» **Goal of the exercise**
Every single entry should be printed exactly.

-=-=-=-=-

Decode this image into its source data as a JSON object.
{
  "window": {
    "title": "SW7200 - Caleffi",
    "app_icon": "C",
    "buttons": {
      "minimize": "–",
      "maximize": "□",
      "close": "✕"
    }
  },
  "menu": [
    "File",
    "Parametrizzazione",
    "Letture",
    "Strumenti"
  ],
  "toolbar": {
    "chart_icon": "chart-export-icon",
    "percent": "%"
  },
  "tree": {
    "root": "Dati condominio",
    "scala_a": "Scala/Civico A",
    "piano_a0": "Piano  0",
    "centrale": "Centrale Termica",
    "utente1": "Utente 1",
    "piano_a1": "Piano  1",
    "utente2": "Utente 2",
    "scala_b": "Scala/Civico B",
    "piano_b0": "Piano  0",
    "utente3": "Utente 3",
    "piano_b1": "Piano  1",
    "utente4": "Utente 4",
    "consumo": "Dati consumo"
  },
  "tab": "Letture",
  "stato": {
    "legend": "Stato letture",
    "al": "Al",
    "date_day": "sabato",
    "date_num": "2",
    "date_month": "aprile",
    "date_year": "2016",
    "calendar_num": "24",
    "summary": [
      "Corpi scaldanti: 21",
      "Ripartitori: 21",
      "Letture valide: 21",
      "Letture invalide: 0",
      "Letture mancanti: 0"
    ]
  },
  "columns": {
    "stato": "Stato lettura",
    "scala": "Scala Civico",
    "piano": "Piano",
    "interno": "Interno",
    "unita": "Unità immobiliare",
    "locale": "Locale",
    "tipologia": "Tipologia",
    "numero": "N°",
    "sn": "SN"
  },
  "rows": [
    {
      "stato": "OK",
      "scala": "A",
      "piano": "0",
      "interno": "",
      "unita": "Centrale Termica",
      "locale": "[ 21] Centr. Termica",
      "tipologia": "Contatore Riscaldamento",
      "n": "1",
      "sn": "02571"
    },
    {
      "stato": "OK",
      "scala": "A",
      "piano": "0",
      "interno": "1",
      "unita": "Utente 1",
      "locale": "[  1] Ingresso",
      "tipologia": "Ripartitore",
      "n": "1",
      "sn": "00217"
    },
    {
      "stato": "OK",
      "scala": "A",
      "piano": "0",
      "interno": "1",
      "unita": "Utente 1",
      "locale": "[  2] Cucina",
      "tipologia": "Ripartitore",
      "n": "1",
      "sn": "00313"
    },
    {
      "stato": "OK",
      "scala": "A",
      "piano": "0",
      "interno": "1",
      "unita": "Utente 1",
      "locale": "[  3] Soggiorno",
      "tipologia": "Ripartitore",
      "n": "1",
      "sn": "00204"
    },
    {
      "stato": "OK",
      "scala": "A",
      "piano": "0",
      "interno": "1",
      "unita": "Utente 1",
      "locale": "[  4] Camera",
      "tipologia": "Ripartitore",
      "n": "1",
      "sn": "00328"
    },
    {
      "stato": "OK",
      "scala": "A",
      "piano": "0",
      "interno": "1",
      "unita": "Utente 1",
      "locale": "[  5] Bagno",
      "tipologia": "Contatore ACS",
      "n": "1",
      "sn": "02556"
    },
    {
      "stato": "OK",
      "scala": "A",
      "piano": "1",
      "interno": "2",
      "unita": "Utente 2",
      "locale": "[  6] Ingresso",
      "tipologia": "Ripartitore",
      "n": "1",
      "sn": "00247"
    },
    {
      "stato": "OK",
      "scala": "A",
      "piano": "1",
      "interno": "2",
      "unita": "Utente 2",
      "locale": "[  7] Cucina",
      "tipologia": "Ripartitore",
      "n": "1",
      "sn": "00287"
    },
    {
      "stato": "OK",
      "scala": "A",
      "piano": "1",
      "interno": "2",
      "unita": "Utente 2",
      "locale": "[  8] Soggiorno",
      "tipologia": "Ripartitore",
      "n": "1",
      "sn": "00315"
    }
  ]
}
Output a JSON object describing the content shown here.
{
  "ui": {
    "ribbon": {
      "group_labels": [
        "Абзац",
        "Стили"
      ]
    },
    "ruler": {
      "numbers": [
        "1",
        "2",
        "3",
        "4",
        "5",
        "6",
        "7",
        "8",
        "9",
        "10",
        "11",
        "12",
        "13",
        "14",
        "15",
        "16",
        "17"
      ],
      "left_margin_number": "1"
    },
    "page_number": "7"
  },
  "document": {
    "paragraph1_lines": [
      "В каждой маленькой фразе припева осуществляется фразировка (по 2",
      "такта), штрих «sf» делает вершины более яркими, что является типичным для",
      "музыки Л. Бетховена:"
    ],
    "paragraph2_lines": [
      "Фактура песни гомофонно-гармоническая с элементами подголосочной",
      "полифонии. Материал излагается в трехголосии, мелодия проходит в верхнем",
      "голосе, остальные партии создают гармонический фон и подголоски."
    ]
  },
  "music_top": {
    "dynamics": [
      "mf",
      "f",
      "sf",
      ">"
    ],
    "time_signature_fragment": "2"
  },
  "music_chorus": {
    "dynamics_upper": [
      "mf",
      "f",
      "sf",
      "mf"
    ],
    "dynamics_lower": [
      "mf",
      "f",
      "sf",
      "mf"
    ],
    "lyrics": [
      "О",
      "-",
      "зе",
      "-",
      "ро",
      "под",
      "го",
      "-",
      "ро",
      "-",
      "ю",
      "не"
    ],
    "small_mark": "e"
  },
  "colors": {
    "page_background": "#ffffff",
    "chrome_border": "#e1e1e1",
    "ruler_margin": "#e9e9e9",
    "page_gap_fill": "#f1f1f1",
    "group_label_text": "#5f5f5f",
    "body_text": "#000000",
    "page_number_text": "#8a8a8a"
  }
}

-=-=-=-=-

» **Response for this exercise**
Decode this image into its source data as a JSON object.
{
  "window": {
    "title": "SW7200 - Caleffi",
    "app_icon": "C",
    "buttons": {
      "minimize": "–",
      "maximize": "□",
      "close": "✕"
    }
  },
  "menu": [
    "File",
    "Parametrizzazione",
    "Letture",
    "Strumenti"
  ],
  "toolbar": {
    "chart_icon": "chart-export-icon",
    "percent": "%"
  },
  "tree": {
    "root": "Dati condominio",
    "scala_a": "Scala/Civico A",
    "piano_a0": "Piano  0",
    "centrale": "Centrale Termica",
    "utente1": "Utente 1",
    "piano_a1": "Piano  1",
    "utente2": "Utente 2",
    "scala_b": "Scala/Civico B",
    "piano_b0": "Piano  0",
    "utente3": "Utente 3",
    "piano_b1": "Piano  1",
    "utente4": "Utente 4",
    "consumo": "Dati consumo"
  },
  "tab": "Letture",
  "stato": {
    "legend": "Stato letture",
    "al": "Al",
    "date_day": "sabato",
    "date_num": "2",
    "date_month": "aprile",
    "date_year": "2016",
    "calendar_num": "24",
    "summary": [
      "Corpi scaldanti: 21",
      "Ripartitori: 21",
      "Letture valide: 21",
      "Letture invalide: 0",
      "Letture mancanti: 0"
    ]
  },
  "columns": {
    "stato": "Stato lettura",
    "scala": "Scala Civico",
    "piano": "Piano",
    "interno": "Interno",
    "unita": "Unità immobiliare",
    "locale": "Locale",
    "tipologia": "Tipologia",
    "numero": "N°",
    "sn": "SN"
  },
  "rows": [
    {
      "stato": "OK",
      "scala": "A",
      "piano": "0",
      "interno": "",
      "unita": "Centrale Termica",
      "locale": "[ 21] Centr. Termica",
      "tipologia": "Contatore Riscaldamento",
      "n": "1",
      "sn": "02571"
    },
    {
      "stato": "OK",
      "scala": "A",
      "piano": "0",
      "interno": "1",
      "unita": "Utente 1",
      "locale": "[  1] Ingresso",
      "tipologia": "Ripartitore",
      "n": "1",
      "sn": "00217"
    },
    {
      "stato": "OK",
      "scala": "A",
      "piano": "0",
      "interno": "1",
      "unita": "Utente 1",
      "locale": "[  2] Cucina",
      "tipologia": "Ripartitore",
      "n": "1",
      "sn": "00313"
    },
    {
      "stato": "OK",
      "scala": "A",
      "piano": "0",
      "interno": "1",
      "unita": "Utente 1",
      "locale": "[  3] Soggiorno",
      "tipologia": "Ripartitore",
      "n": "1",
      "sn": "00204"
    },
    {
      "stato": "OK",
      "scala": "A",
      "piano": "0",
      "interno": "1",
      "unita": "Utente 1",
      "locale": "[  4] Camera",
      "tipologia": "Ripartitore",
      "n": "1",
      "sn": "00328"
    },
    {
      "stato": "OK",
      "scala": "A",
      "piano": "0",
      "interno": "1",
      "unita": "Utente 1",
      "locale": "[  5] Bagno",
      "tipologia": "Contatore ACS",
      "n": "1",
      "sn": "02556"
    },
    {
      "stato": "OK",
      "scala": "A",
      "piano": "1",
      "interno": "2",
      "unita": "Utente 2",
      "locale": "[  6] Ingresso",
      "tipologia": "Ripartitore",
      "n": "1",
      "sn": "00247"
    },
    {
      "stato": "OK",
      "scala": "A",
      "piano": "1",
      "interno": "2",
      "unita": "Utente 2",
      "locale": "[  7] Cucina",
      "tipologia": "Ripartitore",
      "n": "1",
      "sn": "00287"
    },
    {
      "stato": "OK",
      "scala": "A",
      "piano": "1",
      "interno": "2",
      "unita": "Utente 2",
      "locale": "[  8] Soggiorno",
      "tipologia": "Ripartitore",
      "n": "1",
      "sn": "00315"
    }
  ]
}
Output a JSON object describing the content shown here.
{
  "ui": {
    "ribbon": {
      "group_labels": [
        "Абзац",
        "Стили"
      ]
    },
    "ruler": {
      "numbers": [
        "1",
        "2",
        "3",
        "4",
        "5",
        "6",
        "7",
        "8",
        "9",
        "10",
        "11",
        "12",
        "13",
        "14",
        "15",
        "16",
        "17"
      ],
      "left_margin_number": "1"
    },
    "page_number": "7"
  },
  "document": {
    "paragraph1_lines": [
      "В каждой маленькой фразе припева осуществляется фразировка (по 2",
      "такта), штрих «sf» делает вершины более яркими, что является типичным для",
      "музыки Л. Бетховена:"
    ],
    "paragraph2_lines": [
      "Фактура песни гомофонно-гармоническая с элементами подголосочной",
      "полифонии. Материал излагается в трехголосии, мелодия проходит в верхнем",
      "голосе, остальные партии создают гармонический фон и подголоски."
    ]
  },
  "music_top": {
    "dynamics": [
      "mf",
      "f",
      "sf",
      ">"
    ],
    "time_signature_fragment": "2"
  },
  "music_chorus": {
    "dynamics_upper": [
      "mf",
      "f",
      "sf",
      "mf"
    ],
    "dynamics_lower": [
      "mf",
      "f",
      "sf",
      "mf"
    ],
    "lyrics": [
      "О",
      "-",
      "зе",
      "-",
      "ро",
      "под",
      "го",
      "-",
      "ро",
      "-",
      "ю",
      "не"
    ],
    "small_mark": "e"
  },
  "colors": {
    "page_background": "#ffffff",
    "chrome_border": "#e1e1e1",
    "ruler_margin": "#e9e9e9",
    "page_gap_fill": "#f1f1f1",
    "group_label_text": "#5f5f5f",
    "body_text": "#000000",
    "page_number_text": "#8a8a8a"
  }
}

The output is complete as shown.